Among these records, tally each line with the word "this"; the answer is that number alone.

::: Source material

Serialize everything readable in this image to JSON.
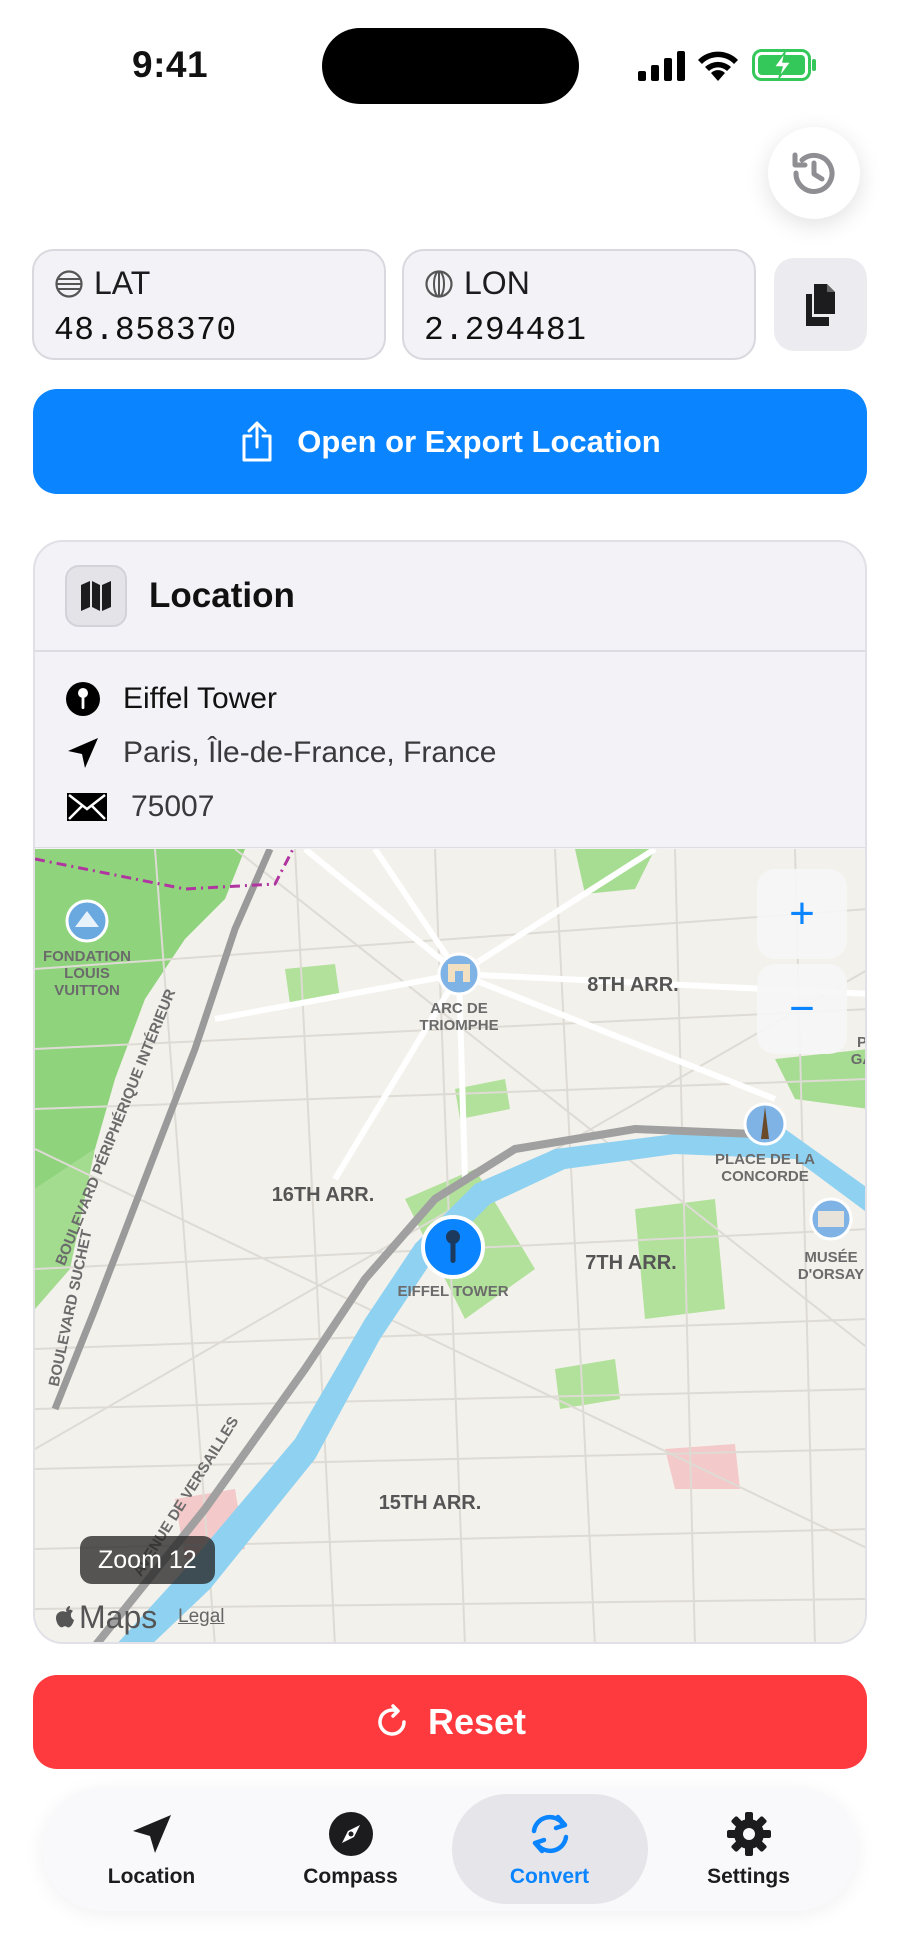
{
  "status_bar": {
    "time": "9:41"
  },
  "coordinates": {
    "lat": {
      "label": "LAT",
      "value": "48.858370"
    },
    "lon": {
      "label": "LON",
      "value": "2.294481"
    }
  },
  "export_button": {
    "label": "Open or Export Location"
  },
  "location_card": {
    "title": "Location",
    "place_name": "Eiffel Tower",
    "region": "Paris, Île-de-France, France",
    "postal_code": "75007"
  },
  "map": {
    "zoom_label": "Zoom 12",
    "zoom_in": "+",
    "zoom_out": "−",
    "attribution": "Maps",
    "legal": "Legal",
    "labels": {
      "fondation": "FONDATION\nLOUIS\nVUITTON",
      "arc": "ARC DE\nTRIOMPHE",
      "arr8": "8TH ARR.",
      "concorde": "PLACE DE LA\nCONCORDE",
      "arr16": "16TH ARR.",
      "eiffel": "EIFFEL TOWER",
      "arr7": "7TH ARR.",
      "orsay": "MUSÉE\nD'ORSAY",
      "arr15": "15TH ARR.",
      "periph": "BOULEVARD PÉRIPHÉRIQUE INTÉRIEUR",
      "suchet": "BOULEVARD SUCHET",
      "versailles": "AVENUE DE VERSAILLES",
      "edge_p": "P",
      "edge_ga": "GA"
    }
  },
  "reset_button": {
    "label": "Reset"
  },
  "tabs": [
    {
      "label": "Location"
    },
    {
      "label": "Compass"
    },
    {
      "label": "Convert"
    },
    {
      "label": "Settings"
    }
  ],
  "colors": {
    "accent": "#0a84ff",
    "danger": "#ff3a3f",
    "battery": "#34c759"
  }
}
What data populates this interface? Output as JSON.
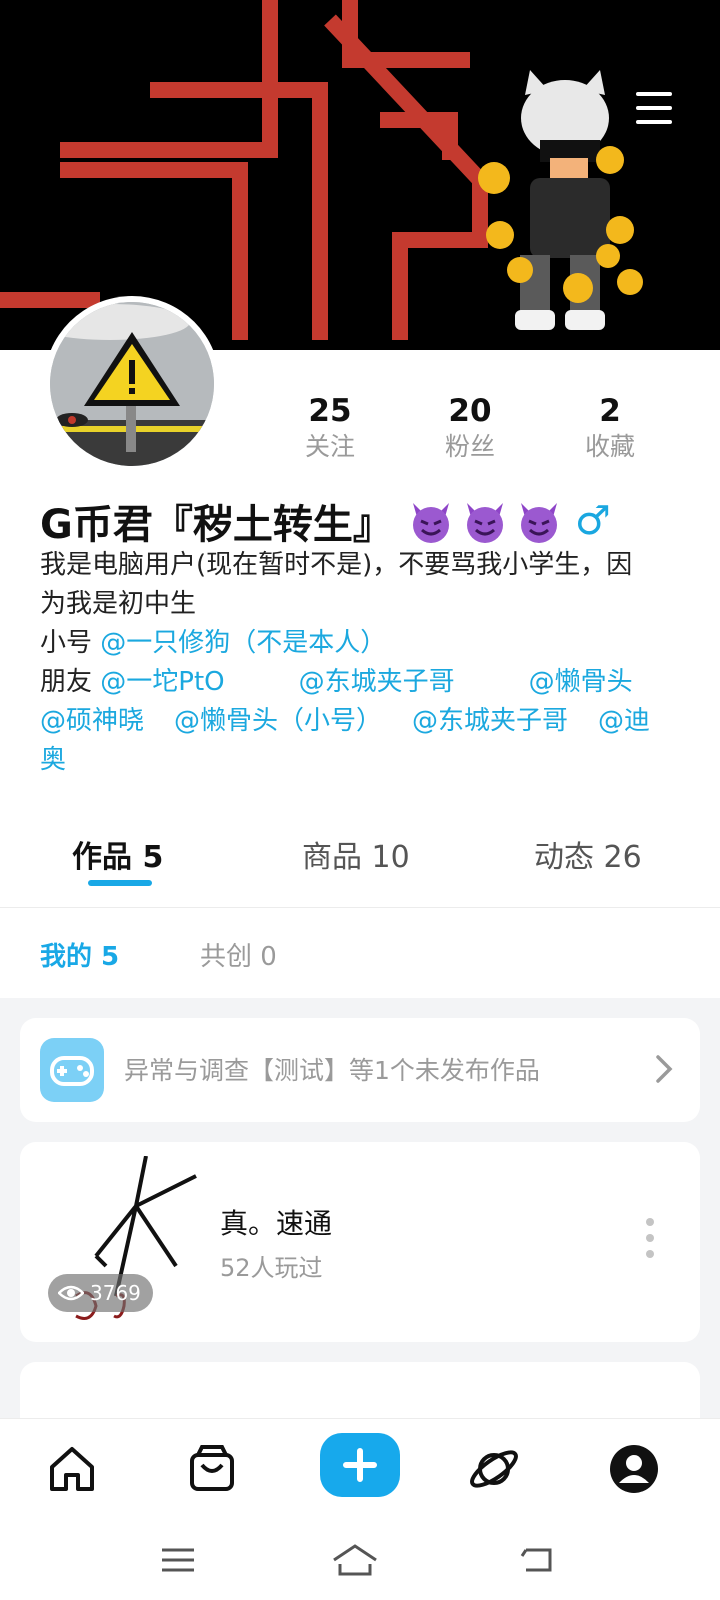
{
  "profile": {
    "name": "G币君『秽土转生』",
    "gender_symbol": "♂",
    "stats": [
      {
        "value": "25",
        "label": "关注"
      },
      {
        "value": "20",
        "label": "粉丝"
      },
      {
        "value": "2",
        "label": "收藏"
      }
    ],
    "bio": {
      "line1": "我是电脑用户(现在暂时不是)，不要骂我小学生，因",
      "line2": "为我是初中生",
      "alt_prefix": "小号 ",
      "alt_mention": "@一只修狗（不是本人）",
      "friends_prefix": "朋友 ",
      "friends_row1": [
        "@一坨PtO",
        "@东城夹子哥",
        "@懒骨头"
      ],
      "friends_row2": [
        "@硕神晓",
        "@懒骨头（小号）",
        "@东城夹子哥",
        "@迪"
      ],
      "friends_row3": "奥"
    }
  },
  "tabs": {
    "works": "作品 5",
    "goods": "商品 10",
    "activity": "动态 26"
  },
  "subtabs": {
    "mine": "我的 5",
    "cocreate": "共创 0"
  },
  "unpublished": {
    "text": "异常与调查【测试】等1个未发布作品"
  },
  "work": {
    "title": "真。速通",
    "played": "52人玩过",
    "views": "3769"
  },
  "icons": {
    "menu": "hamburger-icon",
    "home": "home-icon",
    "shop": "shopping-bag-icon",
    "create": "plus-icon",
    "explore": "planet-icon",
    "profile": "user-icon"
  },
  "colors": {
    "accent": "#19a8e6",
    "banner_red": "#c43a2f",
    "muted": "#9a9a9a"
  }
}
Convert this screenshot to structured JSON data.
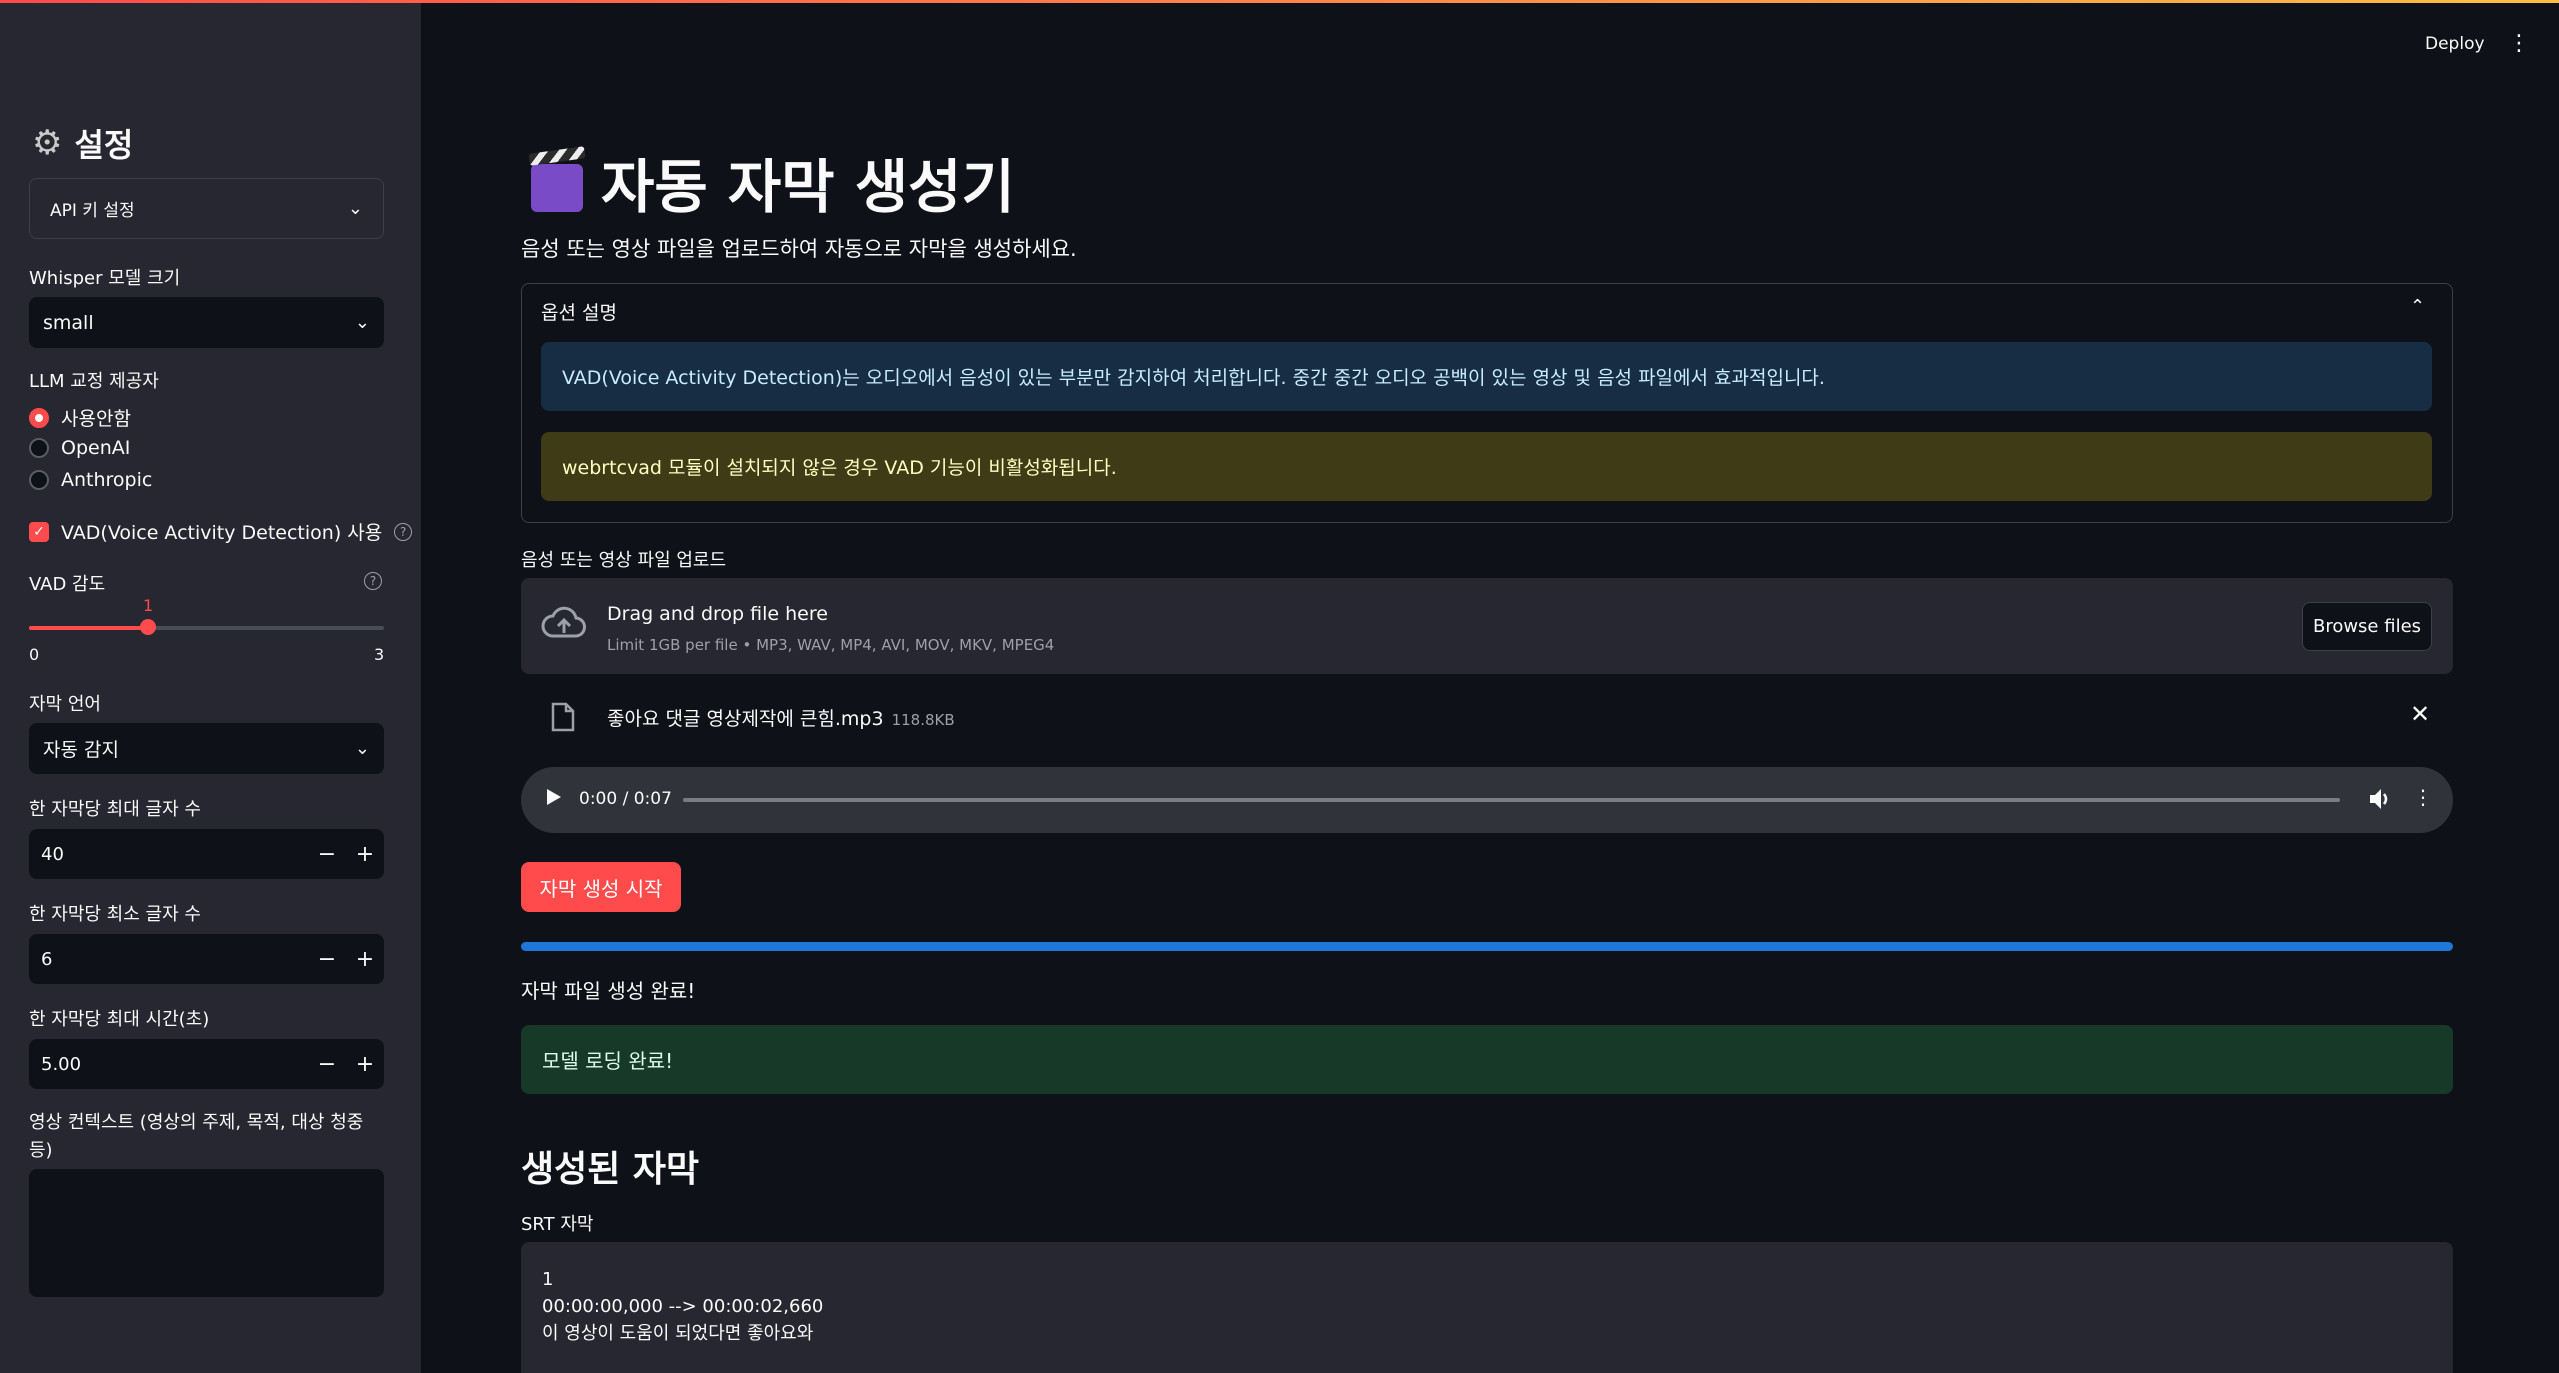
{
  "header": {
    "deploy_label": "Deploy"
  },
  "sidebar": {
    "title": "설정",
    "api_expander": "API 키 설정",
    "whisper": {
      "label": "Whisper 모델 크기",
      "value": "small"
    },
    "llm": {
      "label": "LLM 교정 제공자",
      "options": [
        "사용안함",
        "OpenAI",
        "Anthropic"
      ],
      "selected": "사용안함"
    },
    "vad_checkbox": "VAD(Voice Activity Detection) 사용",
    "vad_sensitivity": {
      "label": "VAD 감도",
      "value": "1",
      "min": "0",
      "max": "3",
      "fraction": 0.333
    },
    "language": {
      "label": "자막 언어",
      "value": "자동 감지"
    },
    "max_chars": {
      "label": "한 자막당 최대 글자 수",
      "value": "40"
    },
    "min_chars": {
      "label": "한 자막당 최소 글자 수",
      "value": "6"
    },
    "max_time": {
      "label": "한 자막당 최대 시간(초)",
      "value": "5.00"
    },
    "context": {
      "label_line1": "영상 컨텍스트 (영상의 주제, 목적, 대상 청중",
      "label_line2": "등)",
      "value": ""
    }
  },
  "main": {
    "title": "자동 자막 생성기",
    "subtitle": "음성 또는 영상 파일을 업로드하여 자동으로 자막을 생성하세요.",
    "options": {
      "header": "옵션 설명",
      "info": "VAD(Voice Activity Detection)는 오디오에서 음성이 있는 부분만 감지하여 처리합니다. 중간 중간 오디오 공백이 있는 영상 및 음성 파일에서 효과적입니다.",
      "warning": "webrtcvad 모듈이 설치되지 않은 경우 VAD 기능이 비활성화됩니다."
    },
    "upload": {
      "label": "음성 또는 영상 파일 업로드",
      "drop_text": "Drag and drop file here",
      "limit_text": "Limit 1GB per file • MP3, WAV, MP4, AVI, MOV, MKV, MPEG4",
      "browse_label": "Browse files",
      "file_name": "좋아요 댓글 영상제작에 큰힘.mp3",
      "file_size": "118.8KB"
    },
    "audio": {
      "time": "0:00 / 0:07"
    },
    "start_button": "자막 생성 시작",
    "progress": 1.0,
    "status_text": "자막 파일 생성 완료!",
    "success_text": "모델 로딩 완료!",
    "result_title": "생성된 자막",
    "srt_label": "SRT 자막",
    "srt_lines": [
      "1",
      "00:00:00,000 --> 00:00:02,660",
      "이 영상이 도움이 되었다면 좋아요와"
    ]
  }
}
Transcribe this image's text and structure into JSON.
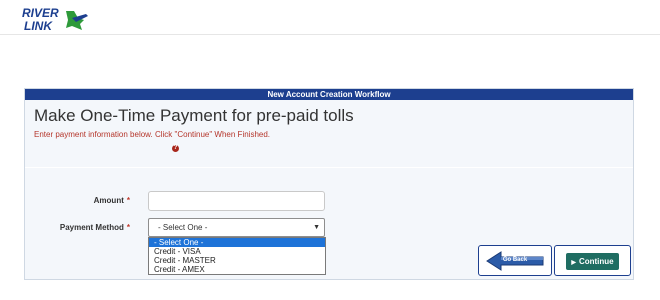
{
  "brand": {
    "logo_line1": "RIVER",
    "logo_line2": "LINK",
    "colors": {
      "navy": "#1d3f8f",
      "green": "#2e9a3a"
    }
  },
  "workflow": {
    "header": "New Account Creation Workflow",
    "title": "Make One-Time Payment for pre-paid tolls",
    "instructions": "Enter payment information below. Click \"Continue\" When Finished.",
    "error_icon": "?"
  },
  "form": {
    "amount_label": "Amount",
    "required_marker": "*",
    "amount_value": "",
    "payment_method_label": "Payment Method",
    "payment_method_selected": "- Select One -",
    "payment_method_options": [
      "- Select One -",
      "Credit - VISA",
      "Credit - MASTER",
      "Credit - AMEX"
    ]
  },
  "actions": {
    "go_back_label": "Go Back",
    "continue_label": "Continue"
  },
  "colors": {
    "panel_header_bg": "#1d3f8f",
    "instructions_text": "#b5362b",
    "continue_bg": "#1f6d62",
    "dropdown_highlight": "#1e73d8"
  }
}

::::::

* _Answer space_:
4